The required output is every line from the one with "Give me the" through the final line of the data below, unchanged.

(Collection entries)
--- START ---

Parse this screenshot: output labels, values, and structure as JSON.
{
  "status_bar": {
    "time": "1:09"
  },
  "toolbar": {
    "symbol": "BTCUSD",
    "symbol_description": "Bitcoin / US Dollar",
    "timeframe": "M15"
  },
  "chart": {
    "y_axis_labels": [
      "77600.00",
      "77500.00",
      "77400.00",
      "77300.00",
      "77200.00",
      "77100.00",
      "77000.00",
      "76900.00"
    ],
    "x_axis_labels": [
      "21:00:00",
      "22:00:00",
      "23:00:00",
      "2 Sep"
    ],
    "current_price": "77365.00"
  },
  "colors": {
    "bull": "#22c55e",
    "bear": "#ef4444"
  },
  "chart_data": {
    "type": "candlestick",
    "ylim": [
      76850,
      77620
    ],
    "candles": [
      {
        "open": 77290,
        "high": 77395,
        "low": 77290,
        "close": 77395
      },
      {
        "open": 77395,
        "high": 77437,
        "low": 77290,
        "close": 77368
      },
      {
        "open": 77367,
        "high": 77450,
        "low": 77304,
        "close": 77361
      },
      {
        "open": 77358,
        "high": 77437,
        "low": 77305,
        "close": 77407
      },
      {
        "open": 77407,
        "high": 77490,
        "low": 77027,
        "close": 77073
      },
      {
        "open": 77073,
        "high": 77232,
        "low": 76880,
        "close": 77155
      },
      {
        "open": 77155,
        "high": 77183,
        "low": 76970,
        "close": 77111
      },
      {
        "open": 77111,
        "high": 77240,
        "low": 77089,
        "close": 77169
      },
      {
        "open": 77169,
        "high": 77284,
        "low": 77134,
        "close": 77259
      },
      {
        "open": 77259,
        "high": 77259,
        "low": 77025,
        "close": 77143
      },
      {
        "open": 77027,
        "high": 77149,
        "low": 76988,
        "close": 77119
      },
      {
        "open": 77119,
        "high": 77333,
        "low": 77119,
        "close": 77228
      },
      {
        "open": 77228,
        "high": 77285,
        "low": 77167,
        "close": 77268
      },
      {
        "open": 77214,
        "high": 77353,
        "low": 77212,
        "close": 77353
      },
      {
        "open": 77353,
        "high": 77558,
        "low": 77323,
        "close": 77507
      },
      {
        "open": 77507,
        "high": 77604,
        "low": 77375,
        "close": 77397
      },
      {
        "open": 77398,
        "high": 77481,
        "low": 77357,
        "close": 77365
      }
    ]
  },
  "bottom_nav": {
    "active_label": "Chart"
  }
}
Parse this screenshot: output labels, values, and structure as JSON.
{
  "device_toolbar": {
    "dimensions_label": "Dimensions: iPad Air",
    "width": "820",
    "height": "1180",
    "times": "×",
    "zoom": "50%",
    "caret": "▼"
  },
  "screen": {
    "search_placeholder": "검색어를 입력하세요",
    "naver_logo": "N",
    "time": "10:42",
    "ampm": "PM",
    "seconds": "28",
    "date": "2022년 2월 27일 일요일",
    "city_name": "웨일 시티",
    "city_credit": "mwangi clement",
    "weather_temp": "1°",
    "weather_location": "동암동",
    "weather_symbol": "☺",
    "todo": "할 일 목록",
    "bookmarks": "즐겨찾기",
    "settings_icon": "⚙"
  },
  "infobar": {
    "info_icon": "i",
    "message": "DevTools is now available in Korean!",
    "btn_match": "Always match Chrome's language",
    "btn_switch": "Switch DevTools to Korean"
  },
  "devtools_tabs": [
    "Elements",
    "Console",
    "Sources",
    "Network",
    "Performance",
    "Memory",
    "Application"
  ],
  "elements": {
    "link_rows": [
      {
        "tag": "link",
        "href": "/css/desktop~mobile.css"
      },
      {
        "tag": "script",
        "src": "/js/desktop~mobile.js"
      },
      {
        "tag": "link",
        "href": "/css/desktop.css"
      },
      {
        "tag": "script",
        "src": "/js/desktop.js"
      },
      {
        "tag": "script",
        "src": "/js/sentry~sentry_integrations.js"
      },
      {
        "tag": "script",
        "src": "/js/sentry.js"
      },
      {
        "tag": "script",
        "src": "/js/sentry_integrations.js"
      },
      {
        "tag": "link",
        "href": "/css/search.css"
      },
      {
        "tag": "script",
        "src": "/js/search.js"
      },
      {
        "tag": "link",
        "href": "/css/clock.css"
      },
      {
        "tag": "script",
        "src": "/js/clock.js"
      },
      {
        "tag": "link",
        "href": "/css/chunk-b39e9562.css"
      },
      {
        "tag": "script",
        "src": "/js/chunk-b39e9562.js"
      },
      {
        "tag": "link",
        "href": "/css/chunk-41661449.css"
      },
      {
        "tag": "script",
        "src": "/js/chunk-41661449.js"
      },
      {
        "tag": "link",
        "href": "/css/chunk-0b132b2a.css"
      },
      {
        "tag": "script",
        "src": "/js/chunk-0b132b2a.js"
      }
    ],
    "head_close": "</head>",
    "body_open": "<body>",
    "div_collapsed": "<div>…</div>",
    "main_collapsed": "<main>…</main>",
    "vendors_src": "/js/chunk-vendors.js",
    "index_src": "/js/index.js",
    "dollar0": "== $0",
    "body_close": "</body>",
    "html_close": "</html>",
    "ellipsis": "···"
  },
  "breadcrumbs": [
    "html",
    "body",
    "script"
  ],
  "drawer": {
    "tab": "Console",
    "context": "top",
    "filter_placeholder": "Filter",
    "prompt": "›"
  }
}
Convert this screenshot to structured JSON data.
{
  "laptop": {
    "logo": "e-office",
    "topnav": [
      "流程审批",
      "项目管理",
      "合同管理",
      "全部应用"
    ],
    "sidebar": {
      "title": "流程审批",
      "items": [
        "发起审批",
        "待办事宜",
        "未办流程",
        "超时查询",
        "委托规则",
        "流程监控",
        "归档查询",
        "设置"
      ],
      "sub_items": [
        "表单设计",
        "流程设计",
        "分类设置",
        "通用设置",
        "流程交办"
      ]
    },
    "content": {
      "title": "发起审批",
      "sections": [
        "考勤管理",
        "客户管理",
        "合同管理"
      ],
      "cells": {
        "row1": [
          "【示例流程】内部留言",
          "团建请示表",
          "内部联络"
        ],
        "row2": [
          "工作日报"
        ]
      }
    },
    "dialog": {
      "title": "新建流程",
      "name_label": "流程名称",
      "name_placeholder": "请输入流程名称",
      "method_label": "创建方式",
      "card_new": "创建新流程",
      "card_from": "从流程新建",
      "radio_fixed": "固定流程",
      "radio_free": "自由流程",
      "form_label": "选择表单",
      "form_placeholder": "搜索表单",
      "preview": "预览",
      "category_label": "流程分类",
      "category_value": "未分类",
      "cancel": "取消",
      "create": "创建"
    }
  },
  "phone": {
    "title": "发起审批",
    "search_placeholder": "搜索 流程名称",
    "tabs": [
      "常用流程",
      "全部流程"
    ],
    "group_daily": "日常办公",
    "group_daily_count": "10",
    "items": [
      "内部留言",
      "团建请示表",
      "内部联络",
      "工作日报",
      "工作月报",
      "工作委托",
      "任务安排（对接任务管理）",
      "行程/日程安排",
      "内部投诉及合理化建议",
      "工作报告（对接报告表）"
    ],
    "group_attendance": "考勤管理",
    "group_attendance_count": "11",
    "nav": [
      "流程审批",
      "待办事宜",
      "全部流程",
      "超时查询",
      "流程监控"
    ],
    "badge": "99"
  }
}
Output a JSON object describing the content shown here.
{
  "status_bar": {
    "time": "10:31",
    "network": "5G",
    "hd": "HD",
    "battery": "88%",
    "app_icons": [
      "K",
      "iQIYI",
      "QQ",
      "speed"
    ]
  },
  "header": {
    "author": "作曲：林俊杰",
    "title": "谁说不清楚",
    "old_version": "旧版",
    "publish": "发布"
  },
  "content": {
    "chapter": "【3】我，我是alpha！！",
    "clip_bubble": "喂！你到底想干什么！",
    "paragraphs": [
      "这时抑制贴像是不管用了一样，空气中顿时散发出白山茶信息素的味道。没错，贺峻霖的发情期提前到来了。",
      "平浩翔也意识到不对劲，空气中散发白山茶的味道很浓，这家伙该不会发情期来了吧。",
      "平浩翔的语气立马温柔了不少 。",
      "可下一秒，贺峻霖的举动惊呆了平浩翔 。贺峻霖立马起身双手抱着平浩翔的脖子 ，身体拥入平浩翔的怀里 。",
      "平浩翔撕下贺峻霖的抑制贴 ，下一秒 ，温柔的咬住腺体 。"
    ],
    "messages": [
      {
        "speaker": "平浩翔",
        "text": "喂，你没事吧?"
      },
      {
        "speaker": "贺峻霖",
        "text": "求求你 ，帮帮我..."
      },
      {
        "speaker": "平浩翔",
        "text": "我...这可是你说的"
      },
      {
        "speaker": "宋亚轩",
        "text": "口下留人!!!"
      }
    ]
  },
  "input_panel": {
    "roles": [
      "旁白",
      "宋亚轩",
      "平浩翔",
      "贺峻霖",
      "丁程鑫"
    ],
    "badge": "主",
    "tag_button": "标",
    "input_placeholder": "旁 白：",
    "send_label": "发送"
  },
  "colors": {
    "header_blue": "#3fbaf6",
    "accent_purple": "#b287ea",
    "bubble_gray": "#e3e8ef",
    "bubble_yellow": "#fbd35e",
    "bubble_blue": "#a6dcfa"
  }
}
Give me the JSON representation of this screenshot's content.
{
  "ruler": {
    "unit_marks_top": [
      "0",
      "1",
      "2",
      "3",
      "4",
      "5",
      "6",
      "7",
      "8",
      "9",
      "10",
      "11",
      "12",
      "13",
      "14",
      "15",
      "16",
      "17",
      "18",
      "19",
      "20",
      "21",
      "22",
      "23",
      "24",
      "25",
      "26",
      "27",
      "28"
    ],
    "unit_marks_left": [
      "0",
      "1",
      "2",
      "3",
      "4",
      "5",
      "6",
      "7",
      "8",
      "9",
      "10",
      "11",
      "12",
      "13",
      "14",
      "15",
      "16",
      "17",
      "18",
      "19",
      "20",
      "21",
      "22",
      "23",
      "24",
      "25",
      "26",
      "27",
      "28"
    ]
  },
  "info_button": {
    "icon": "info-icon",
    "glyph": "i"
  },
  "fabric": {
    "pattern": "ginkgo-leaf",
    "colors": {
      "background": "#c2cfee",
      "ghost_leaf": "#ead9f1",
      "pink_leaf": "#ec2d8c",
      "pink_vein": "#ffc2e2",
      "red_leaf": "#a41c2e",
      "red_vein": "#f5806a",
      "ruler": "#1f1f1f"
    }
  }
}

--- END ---

**TASK OUTPUT**
Give me the JSON representation of this screenshot's content.
{
  "ruler": {
    "unit_marks_top": [
      "0",
      "1",
      "2",
      "3",
      "4",
      "5",
      "6",
      "7",
      "8",
      "9",
      "10",
      "11",
      "12",
      "13",
      "14",
      "15",
      "16",
      "17",
      "18",
      "19",
      "20",
      "21",
      "22",
      "23",
      "24",
      "25",
      "26",
      "27",
      "28"
    ],
    "unit_marks_left": [
      "0",
      "1",
      "2",
      "3",
      "4",
      "5",
      "6",
      "7",
      "8",
      "9",
      "10",
      "11",
      "12",
      "13",
      "14",
      "15",
      "16",
      "17",
      "18",
      "19",
      "20",
      "21",
      "22",
      "23",
      "24",
      "25",
      "26",
      "27",
      "28"
    ]
  },
  "info_button": {
    "icon": "info-icon",
    "glyph": "i"
  },
  "fabric": {
    "pattern": "ginkgo-leaf",
    "colors": {
      "background": "#c2cfee",
      "ghost_leaf": "#ead9f1",
      "pink_leaf": "#ec2d8c",
      "pink_vein": "#ffc2e2",
      "red_leaf": "#a41c2e",
      "red_vein": "#f5806a",
      "ruler": "#1f1f1f"
    }
  }
}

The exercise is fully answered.